I found it easiest to chain-stitch them, so I sewed all the squares down one side, not cutting the thread between them. Then I fed them through the other way and sewed all the squares on the other side.

In the end, the square should look like this (Ignore the fact that it’s not the baby blue fabric; I guess I was working on a different row when I took this shot.):

In this shot, you can see the chain stitching (and a crooked seam, which I likely had to redo):

6. Repeat steps 3-5 for the rest of the rows. In my case, I first sewed FOUR blue solid and FOUR orange leaves. Next I would sew four (can I stop capitalizing now?) orange leaves and four grey stars; next I’d do four grey stars and four orange flowers etc. etc. etc.

I know what you’re wondering. You’re thinking, but I cut eight from each fabric, and I only used four from my first row? At the very end you will use the left over four from your first row and combine them with four from your second-to-last row.

7. Snip the chain-stitching between each pair of squares.  Now you have 32 pairs of squares… hey, that rhymes.

8. Now you are ready to cut. Remember that line you drew earlier, which is now between your two rows of stitching?  Using your ruler and your rotary cutter, cut each pair of squares along that line, like so:

9. When you unfold each side of the pair you just cut, you will now have two squares that look like the picture below. Press them open.

10. Repeat steps 7 – 9 with the rest of your square pairs. You now, once again, have 64 squares, but now they are bicoloured.

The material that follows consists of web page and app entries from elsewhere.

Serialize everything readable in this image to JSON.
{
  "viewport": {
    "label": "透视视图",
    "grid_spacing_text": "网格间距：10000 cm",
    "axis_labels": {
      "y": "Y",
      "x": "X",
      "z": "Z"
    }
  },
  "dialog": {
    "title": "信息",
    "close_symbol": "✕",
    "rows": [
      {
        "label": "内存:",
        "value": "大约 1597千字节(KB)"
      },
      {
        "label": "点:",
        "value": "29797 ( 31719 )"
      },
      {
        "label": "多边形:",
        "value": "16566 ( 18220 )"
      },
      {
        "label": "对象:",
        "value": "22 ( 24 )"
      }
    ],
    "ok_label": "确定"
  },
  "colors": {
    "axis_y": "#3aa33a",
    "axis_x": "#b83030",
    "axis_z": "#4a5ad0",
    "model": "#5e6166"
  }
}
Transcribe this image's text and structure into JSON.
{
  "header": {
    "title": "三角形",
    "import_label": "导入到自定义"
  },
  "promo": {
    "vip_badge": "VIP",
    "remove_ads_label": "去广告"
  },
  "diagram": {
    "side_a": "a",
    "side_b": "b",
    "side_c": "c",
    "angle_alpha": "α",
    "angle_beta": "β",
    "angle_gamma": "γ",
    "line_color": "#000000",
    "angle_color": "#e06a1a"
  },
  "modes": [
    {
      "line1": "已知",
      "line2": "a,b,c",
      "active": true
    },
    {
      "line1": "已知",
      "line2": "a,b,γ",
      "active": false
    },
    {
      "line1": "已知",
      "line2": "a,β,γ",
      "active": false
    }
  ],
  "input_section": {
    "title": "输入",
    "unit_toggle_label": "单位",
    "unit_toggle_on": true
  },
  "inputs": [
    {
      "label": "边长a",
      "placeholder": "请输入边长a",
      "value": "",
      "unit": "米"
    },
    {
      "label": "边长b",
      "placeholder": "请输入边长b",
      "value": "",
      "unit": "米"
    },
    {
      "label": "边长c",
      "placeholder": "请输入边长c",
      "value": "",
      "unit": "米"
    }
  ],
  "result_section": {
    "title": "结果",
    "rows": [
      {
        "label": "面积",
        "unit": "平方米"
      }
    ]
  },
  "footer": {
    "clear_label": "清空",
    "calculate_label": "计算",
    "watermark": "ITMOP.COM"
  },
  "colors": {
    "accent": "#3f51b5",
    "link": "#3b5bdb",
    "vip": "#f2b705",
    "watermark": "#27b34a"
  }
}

11. Lay out your squares in the zigzag pattern, and then sew the first eight of them into one long row (always right sides together!) using a quarter-inch seam. In the picture below, I have sewn three sets of squares into rows. Stop and look after each one you do, as it’s easy to become mixed up and get the alignment wrong, in which case your quilt will not be a zigzag and you will need to get the old seam-ripper out.

12. Don’t worry that your points look like this, as the extra fabric at the end of each point will disappear when you sew the rows together.

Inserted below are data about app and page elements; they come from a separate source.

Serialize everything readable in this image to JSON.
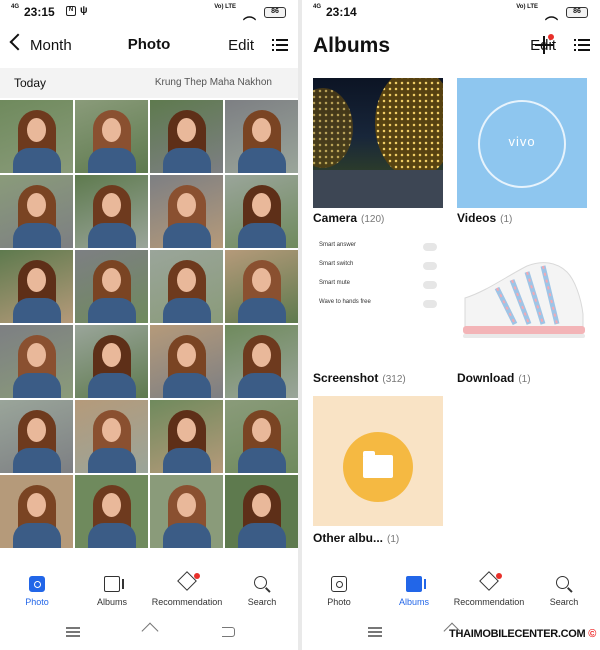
{
  "left": {
    "status": {
      "signal": "4G",
      "time": "23:15",
      "volte": "Vo) LTE",
      "battery": "86"
    },
    "header": {
      "back_label": "Month",
      "title": "Photo",
      "edit": "Edit"
    },
    "date_strip": {
      "left": "Today",
      "right": "Krung Thep Maha Nakhon"
    },
    "nav": [
      {
        "label": "Photo",
        "icon": "photo-icon",
        "active": true
      },
      {
        "label": "Albums",
        "icon": "albums-icon"
      },
      {
        "label": "Recommendation",
        "icon": "recommendation-icon"
      },
      {
        "label": "Search",
        "icon": "search-icon"
      }
    ]
  },
  "right": {
    "status": {
      "signal": "4G",
      "time": "23:14",
      "volte": "Vo) LTE",
      "battery": "86"
    },
    "header": {
      "title": "Albums",
      "edit": "Edit"
    },
    "albums": [
      {
        "name": "Camera",
        "count": "(120)"
      },
      {
        "name": "Videos",
        "count": "(1)"
      },
      {
        "name": "Screenshot",
        "count": "(312)"
      },
      {
        "name": "Download",
        "count": "(1)"
      },
      {
        "name": "Other albu...",
        "count": "(1)"
      }
    ],
    "screenshot_rows": [
      "Smart answer",
      "Smart switch",
      "Smart mute",
      "Wave to hands free"
    ],
    "vivo_text": "vivo",
    "nav": [
      {
        "label": "Photo",
        "icon": "photo-icon"
      },
      {
        "label": "Albums",
        "icon": "albums-icon",
        "active": true
      },
      {
        "label": "Recommendation",
        "icon": "recommendation-icon"
      },
      {
        "label": "Search",
        "icon": "search-icon"
      }
    ]
  },
  "colors": {
    "accent": "#2266e8",
    "badge": "#e8302a",
    "vivo": "#8ec6ef",
    "other_album": "#f9e3c5",
    "folder": "#f5b942"
  },
  "watermark": {
    "text": "THAIMOBILECENTER.COM",
    "symbol": "©"
  }
}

13. Sew each of the rows of 8 squares to the next row.

At this stage, it really helps to pin the rows together at each corner to make sure all the squares come together exactly at the seams, or at least as close as you can get. It may be that some of your squares are not exactly the same size, either because your seams weren’t all exactly the same, or your cutting was off by a bit. While it’s important to be as exact as you can, you can “cheat” a bit and play with the fabric stretching it slightly to get those points to match. In the end, don’t obsess over it because the recipient of your beautiful quilt certainly won’t.

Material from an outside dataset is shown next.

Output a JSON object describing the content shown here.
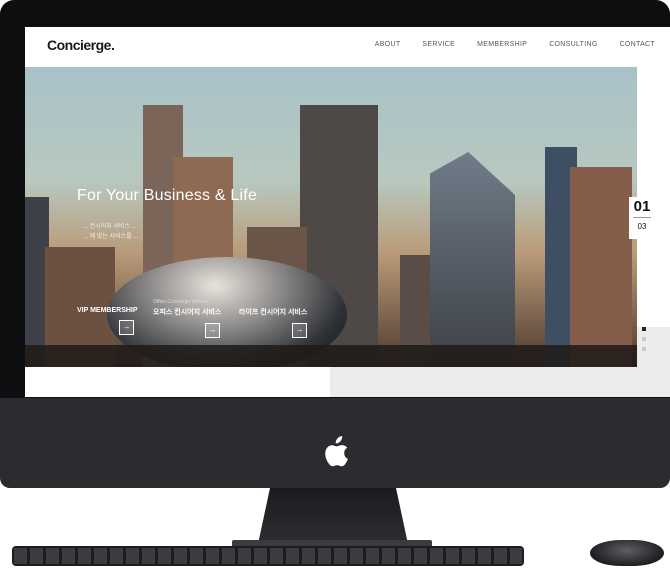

Here’s a picture of the rows pinned together:

14.  And that’s it!  But I feel like it’s unlucky to have 13 steps, so I’m making it 14.   Once you’ve sewn the rows together, the quilt-top is done. As I mentioned above, I suggest Elizabeth Hartman’s site, or her book for tutorials on the next steps – making the quilt sandwich, quilting it, and binding it.

I myself just quilted them in some basic zigzags, but obviously the options are endless.

Happy quilting. If you do end up making a quilt from this pattern, I would absolutely love to hear about it below.